The icy Snæfellsjökull peninsular reaches out into the North Atlantic Ocean towards Greenland. The national park of the same name takes up a large western portion of the peninsular. At its tip is a 700,000-year-old glacier topped volcano. Sounds impressive doesn’t it? Well, believe us, it is. Snæfell means snow mountain, and that is how the peninsular originally got its name. Rising up to nearly 1500m, the distinctive peak of the volcano can sometimes be seen way across the bay from Reykjavik.

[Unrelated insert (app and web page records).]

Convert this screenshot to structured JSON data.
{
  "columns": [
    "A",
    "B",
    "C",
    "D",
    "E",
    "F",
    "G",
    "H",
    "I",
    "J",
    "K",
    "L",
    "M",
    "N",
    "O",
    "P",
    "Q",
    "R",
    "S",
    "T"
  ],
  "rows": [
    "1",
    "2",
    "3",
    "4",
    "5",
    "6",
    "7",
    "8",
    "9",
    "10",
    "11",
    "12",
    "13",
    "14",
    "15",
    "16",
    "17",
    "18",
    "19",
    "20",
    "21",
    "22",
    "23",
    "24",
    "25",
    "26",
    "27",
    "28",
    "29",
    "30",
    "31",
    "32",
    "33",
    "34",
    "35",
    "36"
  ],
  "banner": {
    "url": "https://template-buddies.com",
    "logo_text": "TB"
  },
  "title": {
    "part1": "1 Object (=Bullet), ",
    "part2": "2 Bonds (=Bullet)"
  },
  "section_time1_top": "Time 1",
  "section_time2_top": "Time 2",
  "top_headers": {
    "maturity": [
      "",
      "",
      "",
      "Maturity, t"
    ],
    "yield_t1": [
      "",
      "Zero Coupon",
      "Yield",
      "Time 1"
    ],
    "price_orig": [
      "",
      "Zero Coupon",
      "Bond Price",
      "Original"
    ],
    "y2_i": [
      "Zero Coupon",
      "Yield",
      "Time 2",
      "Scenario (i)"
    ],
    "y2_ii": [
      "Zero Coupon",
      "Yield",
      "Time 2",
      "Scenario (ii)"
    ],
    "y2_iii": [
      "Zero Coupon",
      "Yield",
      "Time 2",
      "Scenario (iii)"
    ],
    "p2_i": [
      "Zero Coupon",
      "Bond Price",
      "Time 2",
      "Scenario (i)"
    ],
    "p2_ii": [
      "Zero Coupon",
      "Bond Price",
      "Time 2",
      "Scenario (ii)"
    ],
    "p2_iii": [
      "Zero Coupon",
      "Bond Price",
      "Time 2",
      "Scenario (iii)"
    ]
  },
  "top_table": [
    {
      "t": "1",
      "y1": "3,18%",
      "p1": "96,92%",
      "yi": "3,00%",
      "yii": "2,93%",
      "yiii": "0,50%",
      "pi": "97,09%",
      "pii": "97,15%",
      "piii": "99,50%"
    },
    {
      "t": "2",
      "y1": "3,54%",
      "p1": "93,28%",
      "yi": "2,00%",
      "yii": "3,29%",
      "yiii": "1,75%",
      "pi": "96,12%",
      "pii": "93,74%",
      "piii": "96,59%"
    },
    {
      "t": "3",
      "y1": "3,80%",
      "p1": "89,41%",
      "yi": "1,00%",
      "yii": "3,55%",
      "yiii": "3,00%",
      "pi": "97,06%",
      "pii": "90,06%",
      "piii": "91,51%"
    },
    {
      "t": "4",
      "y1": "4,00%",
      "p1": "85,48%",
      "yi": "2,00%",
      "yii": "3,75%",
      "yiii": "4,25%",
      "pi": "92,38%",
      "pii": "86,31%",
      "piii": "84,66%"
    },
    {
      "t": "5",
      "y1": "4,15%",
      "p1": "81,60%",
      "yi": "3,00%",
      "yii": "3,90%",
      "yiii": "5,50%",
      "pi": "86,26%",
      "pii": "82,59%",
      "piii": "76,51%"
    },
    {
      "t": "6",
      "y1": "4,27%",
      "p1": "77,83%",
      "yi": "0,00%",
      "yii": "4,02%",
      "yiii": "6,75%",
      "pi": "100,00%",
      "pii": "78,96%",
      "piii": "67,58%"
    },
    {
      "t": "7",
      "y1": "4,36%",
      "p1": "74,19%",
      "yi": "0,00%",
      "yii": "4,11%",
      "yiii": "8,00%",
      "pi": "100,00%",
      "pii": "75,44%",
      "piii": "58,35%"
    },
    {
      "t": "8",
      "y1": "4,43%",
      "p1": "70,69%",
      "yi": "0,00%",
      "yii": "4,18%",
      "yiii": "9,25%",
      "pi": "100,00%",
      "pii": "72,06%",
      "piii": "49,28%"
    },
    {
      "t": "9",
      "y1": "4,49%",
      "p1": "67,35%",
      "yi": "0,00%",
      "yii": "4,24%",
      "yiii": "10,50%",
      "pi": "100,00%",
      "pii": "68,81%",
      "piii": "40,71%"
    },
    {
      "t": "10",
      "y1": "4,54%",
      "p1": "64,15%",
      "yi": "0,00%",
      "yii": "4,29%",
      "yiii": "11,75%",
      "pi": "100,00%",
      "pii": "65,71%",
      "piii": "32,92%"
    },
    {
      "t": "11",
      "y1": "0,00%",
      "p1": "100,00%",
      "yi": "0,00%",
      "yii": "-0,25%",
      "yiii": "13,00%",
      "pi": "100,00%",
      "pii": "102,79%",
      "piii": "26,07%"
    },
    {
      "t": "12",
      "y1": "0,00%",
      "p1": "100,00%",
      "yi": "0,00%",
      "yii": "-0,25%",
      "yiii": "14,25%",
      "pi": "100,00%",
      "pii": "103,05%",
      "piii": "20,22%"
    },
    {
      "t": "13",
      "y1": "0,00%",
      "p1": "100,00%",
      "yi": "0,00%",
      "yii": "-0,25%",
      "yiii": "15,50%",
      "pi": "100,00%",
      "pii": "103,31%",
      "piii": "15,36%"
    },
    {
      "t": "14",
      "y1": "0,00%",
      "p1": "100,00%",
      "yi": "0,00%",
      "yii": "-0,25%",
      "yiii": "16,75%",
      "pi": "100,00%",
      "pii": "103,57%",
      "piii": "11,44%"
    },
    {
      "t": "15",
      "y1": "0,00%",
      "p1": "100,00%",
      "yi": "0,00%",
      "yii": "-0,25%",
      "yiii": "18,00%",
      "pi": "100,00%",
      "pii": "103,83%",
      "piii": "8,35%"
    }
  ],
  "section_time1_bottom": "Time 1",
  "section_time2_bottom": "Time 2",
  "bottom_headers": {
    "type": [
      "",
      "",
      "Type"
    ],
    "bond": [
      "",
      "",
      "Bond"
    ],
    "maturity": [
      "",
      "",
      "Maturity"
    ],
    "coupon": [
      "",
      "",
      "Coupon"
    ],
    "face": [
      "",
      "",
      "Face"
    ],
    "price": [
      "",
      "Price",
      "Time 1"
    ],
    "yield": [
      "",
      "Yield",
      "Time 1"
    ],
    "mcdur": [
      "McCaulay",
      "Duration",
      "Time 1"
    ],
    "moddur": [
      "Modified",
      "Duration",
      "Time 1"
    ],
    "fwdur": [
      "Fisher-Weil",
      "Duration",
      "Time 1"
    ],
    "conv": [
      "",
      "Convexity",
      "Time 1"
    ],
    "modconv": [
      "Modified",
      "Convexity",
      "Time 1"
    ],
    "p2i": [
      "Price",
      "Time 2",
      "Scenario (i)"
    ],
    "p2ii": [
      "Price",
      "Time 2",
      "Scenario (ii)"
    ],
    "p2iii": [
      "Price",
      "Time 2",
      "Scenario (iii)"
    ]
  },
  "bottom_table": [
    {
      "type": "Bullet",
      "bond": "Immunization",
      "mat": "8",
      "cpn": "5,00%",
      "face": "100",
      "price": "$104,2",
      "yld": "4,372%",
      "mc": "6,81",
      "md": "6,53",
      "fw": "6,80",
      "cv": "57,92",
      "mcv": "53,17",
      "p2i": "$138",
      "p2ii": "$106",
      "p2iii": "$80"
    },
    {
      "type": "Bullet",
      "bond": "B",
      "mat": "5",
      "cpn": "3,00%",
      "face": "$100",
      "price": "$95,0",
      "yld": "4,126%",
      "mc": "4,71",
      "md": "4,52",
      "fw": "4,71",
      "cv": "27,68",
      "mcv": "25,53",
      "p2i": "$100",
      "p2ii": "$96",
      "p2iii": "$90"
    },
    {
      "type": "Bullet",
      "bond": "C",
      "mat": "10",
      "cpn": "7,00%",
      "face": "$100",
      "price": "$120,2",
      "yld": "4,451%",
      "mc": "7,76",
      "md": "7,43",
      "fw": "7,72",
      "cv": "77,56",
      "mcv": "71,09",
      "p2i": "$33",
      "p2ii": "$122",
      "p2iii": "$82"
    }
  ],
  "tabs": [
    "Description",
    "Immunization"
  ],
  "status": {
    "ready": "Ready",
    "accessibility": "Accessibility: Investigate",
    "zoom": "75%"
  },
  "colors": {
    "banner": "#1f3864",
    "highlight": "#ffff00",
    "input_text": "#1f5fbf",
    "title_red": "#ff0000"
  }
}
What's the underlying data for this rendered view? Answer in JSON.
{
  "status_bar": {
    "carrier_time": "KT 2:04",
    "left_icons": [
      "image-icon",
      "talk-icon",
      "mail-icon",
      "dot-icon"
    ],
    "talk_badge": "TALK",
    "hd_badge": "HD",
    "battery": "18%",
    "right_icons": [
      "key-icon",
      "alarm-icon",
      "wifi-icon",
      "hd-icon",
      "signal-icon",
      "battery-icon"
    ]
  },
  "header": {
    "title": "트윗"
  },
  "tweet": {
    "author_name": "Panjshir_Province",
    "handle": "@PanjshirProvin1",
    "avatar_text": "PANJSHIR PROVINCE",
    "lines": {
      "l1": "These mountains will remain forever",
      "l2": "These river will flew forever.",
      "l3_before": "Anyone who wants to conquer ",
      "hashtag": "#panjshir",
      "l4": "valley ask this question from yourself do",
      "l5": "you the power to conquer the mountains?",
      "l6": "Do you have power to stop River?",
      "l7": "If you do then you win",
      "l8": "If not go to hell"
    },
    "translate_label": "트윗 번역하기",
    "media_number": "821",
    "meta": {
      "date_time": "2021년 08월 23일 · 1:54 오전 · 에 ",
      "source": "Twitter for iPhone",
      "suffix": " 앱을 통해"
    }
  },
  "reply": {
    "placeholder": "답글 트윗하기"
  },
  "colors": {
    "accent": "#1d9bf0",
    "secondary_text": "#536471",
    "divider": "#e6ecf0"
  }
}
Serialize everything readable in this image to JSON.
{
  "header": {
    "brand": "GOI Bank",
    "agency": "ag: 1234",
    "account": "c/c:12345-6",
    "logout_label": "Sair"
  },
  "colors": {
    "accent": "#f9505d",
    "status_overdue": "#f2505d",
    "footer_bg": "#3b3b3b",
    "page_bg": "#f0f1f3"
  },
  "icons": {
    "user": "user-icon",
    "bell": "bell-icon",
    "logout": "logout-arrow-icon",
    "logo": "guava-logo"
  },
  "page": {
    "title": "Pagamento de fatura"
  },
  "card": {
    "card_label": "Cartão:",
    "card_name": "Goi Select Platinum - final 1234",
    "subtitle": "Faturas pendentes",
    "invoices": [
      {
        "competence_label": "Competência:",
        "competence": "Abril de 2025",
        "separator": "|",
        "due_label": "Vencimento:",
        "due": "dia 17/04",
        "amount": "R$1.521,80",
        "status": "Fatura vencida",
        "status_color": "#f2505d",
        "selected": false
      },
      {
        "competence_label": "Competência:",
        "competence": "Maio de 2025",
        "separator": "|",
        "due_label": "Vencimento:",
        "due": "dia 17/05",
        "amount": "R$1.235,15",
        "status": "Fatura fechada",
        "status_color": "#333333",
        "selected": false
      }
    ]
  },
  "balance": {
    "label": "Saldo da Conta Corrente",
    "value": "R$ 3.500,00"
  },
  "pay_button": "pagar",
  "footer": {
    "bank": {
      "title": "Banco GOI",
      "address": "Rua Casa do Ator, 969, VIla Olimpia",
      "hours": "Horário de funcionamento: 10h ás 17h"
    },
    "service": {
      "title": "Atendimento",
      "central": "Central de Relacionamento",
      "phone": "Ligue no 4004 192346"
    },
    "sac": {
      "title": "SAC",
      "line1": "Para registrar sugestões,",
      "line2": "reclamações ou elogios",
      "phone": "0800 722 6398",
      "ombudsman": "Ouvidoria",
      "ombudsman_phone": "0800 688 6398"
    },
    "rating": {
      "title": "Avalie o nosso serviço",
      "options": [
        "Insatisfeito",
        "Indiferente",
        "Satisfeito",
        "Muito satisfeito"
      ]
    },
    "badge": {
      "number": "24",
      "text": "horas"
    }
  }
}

Along the coastal stretch of the park there are rugged black sand beaches and lava fields to explore. Outlandish rock formations abound and it’s a photographer and geologist’s paradise. This remote corner of Iceland is home to all sorts of protected flora and fauna, including precious bird and marine life. In fact this is one of the best locations in Iceland for whale watching tours. These giants of the ocean come to the waters of the peninsula from late May, and on through the summer months.
This beautiful part of the country has long been connected to mysterious tales of supernatural forces. But it shot to fame as the setting for Jules Verne’s fantastical novel ‘Journey to the Centre of the Earth’ in the 19th Century. This fantastical science fiction story saw the lead characters descend through volcanic tubes beneath Snæfellsjökull volcano. Along the way they encountered all sorts of adventures before eventually emerging out of a volcano in Southern Italy!
Snæfellsjökull is a wonderful scenic park to spend time in. Some people say it is like a microcosm of the whole country with a huge variety of scenery in one, relatively small area. With a glacier, a volcano, waterfalls, lakes, dramatic coastline, shipwrecks and lava tubes, it’s easy to see why. There is also a series of characterful fishing villages strung along the coast where you’ll find great hotels and campsites. Hiking the coastal paths is a delight and if you’re a seasoned hiker you might like to tackle the snowy mountain itself and see the glacier peaks and crater up close.
Vatnajökull National Park
The largest national park in Iceland, and in fact one of the largest in Europe, Vatnajökull is vast and spectacular. Encompassing a staggering 14% of the country it is home to varied and beautiful landscapes, including the entirety of the Vatnajökull ice cap. Formally two separate reserves, they were combined to form one huge national park in 2008. Since then further areas have been added and it now covers an impressive 14,141 kilometres squared.
There are five visitor centres within the park and innumerable places to explore. Its furthest reaches and icy highlands can only be reached via snowmobile in winter or 4x4 trucks. But there are plenty of sections easily explored from the classic Ring Road route that loops around Iceland. There are campsites within the park too, so forget about day tours and stay within the parks boundaries instead. You’ll get that unparalleled experience of waking up surrounded by nature. Away from city lights Vatnajökull’s campsites are also great places from which to see the Northern Lights. If you travel the Ring Road in spring, autumn or winter, then definitely include a few days here in your itinerary. Either in a campervan or if you’re tent camping (not in winter though!) you’ll have a great chance of seeing the aurora borealis in all their glory here.
As well as the colossal Vatnajökull ice cap you’ll find soaring mountain peaks and glowing blue glaciers. The whole park is awash with an incredible variety of geological formations created by the elemental forces of nature. Iceland’s largest river the mighty Jökulsá á Fjöllum flows out of the Vatnajökull Glacier too. Along its winding route to the Greenland Sea it tumbles over many beautiful and powerful waterfalls, including the Selfoss and Dettifoss, This national park is a wonderfully pristine place that protects much of Iceland’s sparse wildlife within its broad boundaries. Expansive wetlands in the east are home to pink-footed geese and reindeer. Varied birdlife live throughout and beautiful mosses and lichens abound. Camp and hike in the south or delve further into the icy realms of the north. Whatever you choose to do any trip to Vatnajökull is sure to be unforgettable.